What is Circular Economy and what is Prysmian Group doing in terms of Environmental Protection?


Nowadays, the predominating economic model is linear. This mainly means that we use natural resources to create products that we then dispose of after a short time, producing high amounts of waste and leading to an alarming shortage of natural resources, along with worrying levels of pollution.

To break this cycle, we have to embrace a new economic model, where natural resources are handled more responsibly. In other words, we need to shift towards what is called a circular economy.

What is Circular Economy: a definition

Circular economy is an economic system that aims to minimize waste and promote sustainability by keeping resources in use for as long as possible, extracting the maximum value from them, and then recovering and regenerating products and materials at the end of their life. In other words, the underlying concept of a circular economy is that products are designed to be reused, repaired or recycled, rather than being disposed of after a single use.

The aim of a circular economy is hence to create a closed-loop system where waste and pollution are minimized and resources are conserved, reducing the environmental impact of production and consumption.

Linear Economy VS Circular Economy

As stated above, circular economy is a response to the traditional linear economy, which is based on the "take-make-dispose" model, where resources are extracted, used to make products, and then disposed of after their useful life.

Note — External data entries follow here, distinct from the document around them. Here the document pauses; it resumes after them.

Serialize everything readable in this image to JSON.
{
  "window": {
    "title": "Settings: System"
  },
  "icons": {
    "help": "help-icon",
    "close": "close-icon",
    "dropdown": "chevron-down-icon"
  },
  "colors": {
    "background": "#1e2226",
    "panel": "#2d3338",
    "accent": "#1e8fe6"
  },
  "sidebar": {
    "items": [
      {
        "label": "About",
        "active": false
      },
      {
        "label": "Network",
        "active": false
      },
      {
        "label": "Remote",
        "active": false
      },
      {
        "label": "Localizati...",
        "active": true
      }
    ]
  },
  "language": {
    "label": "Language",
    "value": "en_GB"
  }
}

A circular economy, on the other hand, aims to shift towards a more sustainable model by keeping resources in use for as long as possible and reducing the need for new resource extraction.

More precisely, the main differences between these two models can be clustered in the following macro-areas:

  1. Resource exploitation. A linear economy relies on a "take-make-dispose" approach, while a circular economy adopts a "reduce-reuse-recycle" approach.
  2. Waste management. In a linear economy, waste is typically disposed of in landfills or incinerators, among other waste management systems. In contrast, a circular economy aims at minimizing waste by promoting reuse, repair, and recycling.
  3. Product quality. In a linear economy, products are designed for obsolescence, with the goal of inducing consumers to replace them frequently. In a circular economy, products are designed to be durable and repairable, in order to extend their lifespan.

The benefits of Circular Economy

At this point, it is clear that a circular economy is a more sustainable and efficient model that tackles the most urgent sustainability threats, such as climate change, biodiversity loss and pollution. It thus brings plenty of economic, social and environmental advantages to society, including:

  1. Environmental protection, as it reduces the amount of waste generated, fosters the use of renewable resources and helps to combat climate change by reducing greenhouse gas emissions (therefore helping to reach carbon neutrality).
  2. Economic growth, as it creates new business opportunities, encourages innovation and reduces the cost of raw materials.
  3. Natural resources efficiency, by keeping materials and products in use for longer, helping to preserve natural resources for future generations.
  4. Better product quality, since a circular economy encourages the design of more durable, repairable and recyclable products.
  5. Improved social well-being. Overall, a circular economy creates social benefits by promoting sustainable consumption and production patterns, therefore protecting human health and biodiversity.

Circular Economy and Environmental Responsibility in Prysmian Group

During 2022 Prysmian Group further strengthened its efforts in the environmental sustainability area. This also reflected in a greater focus on the circular economy and in particular on raw material management, with a view to, on the one hand, purchasing recycled materials, and, on the other, extending their life within the production cycle. Prysmian Group is in fact strongly committed to implementing circular economies to reduce its own environmental impact, using fewer resources to manufacture its own products and keeping materials in the production cycle as long as possible.

The Group’s approach to circularity breaks down into three main aspects:

  1. Procurement of recycled materials. Prysmian Group has worked together with its suppliers, in order to develop market opportunities for recycled materials, either for metals or for plastics to insulate and protect cables.
  2. Minimizing waste. Prysmian has long undertaken to make wise and aware use of its own resources to reduce the waste products from every production process. The Group’s Policy on Health, Safety, the Environment and Energy1 for systematic energy management and the optimisation of resources and materials bears witness to the Group’s responsibility in this matter.
  3. Waste recycling downstream from our plants. For some years now, Prysmian has set objectives intended to increase the percentage of recycled waste: as stated in the latest Sustainability Report, in fact, in 2022 total recycled waste rose to 71% 2.

Prysmian Group is hence actively committed to safeguarding and protecting the environment and conserving natural resources, in order to create sustainable value for the benefit of both the organization and its stakeholders.


1Prysmian Group’s Policy on Health, Safety, the Environment and Energy
2Prysmian Group 2022 Sustainability Report